** The task **
Check every line of the entries for "name", and copy the lines that hold it.

-- Exercise material follows --

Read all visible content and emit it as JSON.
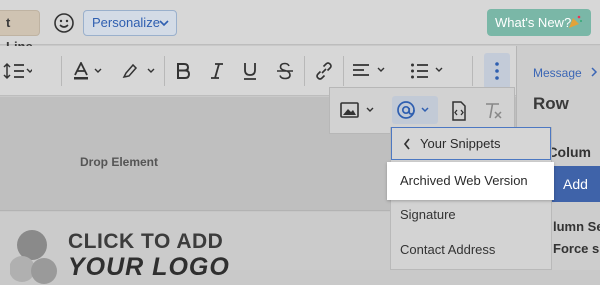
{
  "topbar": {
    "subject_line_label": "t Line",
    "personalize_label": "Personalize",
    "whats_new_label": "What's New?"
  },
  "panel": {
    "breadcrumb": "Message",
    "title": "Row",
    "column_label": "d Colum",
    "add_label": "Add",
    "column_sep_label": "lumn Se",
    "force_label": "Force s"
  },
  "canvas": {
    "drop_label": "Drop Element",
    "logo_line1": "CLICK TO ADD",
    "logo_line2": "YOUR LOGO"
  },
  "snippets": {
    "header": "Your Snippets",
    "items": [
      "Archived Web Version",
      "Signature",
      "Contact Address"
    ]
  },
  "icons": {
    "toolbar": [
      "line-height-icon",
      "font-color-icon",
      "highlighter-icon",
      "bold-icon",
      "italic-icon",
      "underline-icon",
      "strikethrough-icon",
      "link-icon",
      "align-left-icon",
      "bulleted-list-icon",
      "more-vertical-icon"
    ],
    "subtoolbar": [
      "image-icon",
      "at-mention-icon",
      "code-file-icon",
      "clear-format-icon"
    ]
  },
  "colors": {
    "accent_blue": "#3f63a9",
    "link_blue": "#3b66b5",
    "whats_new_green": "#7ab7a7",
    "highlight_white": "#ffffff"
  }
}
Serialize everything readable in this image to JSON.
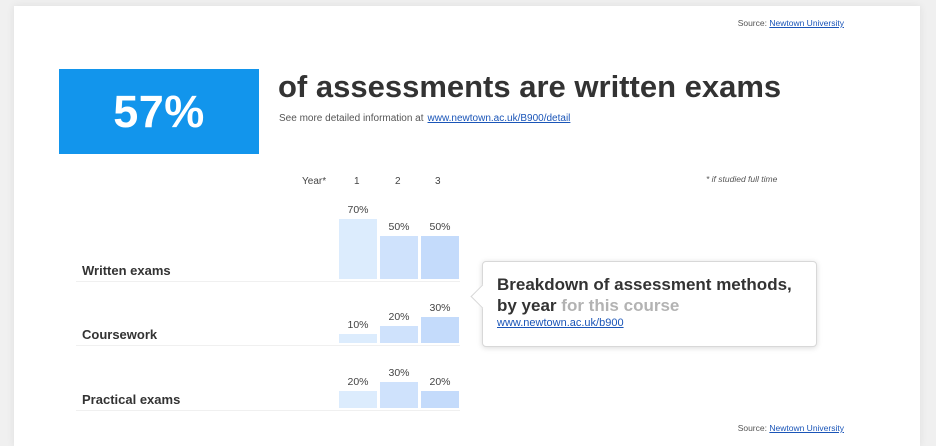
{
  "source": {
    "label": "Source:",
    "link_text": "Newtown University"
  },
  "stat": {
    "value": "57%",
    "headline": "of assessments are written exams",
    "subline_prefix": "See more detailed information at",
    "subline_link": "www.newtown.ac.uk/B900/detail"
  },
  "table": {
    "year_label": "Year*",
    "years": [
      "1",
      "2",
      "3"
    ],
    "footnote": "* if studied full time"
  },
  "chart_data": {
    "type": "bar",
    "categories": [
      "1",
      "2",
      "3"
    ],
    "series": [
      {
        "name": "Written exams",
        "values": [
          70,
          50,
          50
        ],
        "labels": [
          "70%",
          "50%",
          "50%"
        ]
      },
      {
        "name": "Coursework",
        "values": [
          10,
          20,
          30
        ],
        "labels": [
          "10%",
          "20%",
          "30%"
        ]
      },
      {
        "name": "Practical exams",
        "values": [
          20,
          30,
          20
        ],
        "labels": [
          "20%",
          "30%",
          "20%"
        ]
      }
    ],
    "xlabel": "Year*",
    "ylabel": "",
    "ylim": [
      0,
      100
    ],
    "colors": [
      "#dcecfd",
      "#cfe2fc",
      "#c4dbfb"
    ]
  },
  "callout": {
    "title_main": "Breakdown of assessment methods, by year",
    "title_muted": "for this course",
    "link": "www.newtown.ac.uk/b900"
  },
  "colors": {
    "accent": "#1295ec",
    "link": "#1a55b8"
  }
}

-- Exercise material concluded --

** Expected answer **
        "name": "Written exams",
        "name": "Coursework",
        "name": "Practical exams",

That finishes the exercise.